Land and water acknowledgement for rsa 2024

Land and Water Acknowledgement for rsa 2024

The 2024 21st Biennial Rhetoric Society of America conference is being held on the unceded traditional gathering lands of the Núu-agha-tʉvʉ-pʉ̱ (Ute), Tsistsistas (Cheyenne), Hinono’ei (Arapahoe) Peoples. Denver was and is the site of trade, hunting, gathering, healing, and stewardship by the Lakota, Kiowa, Comanche, Apache, Shoshone, Navajo peoples, and many others. As uninvited guests on this unceded land, we are thankful for the stewardship and co-existence that Indigenous peoples have fostered with Mother Earth since time immemorial.
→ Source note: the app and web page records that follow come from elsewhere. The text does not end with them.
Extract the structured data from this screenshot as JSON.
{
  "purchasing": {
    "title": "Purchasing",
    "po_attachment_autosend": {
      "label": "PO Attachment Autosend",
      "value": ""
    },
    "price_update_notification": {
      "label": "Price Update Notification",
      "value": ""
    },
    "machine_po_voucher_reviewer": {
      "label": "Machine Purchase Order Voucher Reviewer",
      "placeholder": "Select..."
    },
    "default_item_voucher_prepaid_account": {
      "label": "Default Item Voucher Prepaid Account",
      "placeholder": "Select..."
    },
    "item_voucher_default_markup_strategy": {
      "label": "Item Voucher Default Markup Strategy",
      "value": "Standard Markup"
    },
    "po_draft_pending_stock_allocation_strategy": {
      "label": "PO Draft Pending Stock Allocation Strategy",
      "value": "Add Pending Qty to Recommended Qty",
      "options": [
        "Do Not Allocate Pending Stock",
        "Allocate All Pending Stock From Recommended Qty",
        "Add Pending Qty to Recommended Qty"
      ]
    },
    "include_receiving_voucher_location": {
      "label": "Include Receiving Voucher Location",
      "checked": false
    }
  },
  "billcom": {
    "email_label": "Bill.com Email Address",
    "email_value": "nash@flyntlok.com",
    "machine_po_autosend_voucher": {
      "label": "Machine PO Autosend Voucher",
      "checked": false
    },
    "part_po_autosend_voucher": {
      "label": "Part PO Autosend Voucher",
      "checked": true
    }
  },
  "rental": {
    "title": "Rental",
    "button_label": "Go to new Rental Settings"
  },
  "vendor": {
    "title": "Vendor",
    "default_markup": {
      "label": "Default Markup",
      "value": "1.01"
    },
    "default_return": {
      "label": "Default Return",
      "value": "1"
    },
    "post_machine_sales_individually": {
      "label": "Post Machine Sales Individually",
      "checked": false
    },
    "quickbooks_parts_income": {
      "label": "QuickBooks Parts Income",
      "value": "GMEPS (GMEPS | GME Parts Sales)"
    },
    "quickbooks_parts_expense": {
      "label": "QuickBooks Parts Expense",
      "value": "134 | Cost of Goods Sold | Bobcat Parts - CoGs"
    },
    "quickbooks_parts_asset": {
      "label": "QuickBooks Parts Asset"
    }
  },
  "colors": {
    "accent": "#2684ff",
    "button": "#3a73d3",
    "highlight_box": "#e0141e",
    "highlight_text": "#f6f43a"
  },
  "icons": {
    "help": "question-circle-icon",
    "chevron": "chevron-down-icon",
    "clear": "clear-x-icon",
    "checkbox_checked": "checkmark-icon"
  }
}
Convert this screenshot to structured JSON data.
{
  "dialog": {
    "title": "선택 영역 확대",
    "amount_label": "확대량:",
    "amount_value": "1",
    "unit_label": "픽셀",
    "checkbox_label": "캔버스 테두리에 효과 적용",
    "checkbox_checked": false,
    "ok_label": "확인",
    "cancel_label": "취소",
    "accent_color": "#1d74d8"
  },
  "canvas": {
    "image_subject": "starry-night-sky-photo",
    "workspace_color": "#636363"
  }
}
The Ute people are the oldest group to inhabit the Great Plains; they lived a hunter-gatherer lifestyle and migrated seasonally. The Arapaho and Cheyenne people migrated from Canada and Minnesota to Colorado, forming an alliance that allowed each to expand their territory. 

Further, Ute, Cheyenne, and Arapaho’s migration westward to Wyoming and Nebraska was due to settler colonial violence and forced removal. The Colorado War, fought in 1864 and 1865, came after the Treaty of Fort Laramie, which was established between the U.S. and representatives of the Cheyenne and Arapaho. The Treaty of Fort Wise, which gave up 90% of the land designated to the Cheyenne and Arapaho people at the time, caused rising tension between colonists and those who disagreed with the treaties, arguing that a small minority of chiefs signed them. During the Colorado War, colonial soldiers planned a genocidal attack on Cheyenne and Arapaho territory, killing over 150 Indigenous people, mainly consisting of women, children, and elders; this was called the Sand Creek Massacre. Continuing this history of settler colonialism and forced relocation, Colorado, and Denver in particular, is the site of nine federal relocation sites meant to promote assimilation by the forced removal of indigenous people to urban centers.

Today, there are three Ute tribal reservations: the Southern Ute and the Ute Mountain tribe are located in Colorado. The Cheyenne Nation hunted and lived along the Platte River in Nebraska, Wyoming, and Colorado. Today, there are two distinct Cheyenne Nations: the Southern Cheyenne and the Northern Cheyenne. The Arapaho people now live in Oklahoma and Wyoming. The Northern Arapaho is a federally recognized tribe known as the Arapaho Tribe of the Wind River Reservation in Wyoming. The Southern Arapaho live in Oklahoma and are federally recognized as the Cheyenne and Arapaho Tribes. Native American names for present-day Denver include Arapaho: niineniiniicie, Navajo: Kʼįįshzhíníńlį́, and Tüapü (Ute).

Keeping the conference theme in mind, Just Rhetoric encourages rhetoricians to ask, “What is a Just rhetoric and how might our field leverage our rhetorical skills in the creation of a more Just society?” and “What can rhetoric offer to movements such as Land Back, Reproductive Justice, Disability Justice, Environmental Justice, LGBTQ Rights, and Black Lives Matter?” Land acknowledgments that express gratitude and acknowledgment to the original stewards and protectors of the land since time immemorial are only the beginning of considering how rhetoric can move us towards a more just society. As rhetoricians, we are responsible for learning about and understanding the histories of the places where we gather and live. With this in mind, we encourage conference attendees to learn more about the Indigenous history of Colorado and the land where they work and reflect on how Indigenous stewardship allows them to enjoy its beauty. We also encourage conference attendees to learn more about settler colonialism and the legacies of genocidal assimilation enacted on Indigenous people through residential schools and oppressive language ideologies.

How you can learn about the Indigenous peoples of Colorado

Sessions to attend at RSA

  • Doing “Just Rhetorics” on Indigenous Lands – RSA SuperSession 3:30-5:30 PM Saturday, 25 May, 2024, Governor’s 11
  • Cultural Relationships, Cohorts, Connections, and Codes: Rhetorics of Indigenous Community – 11:00 AM-12:15 PM Friday, 24 May, 2024, Governor’s 14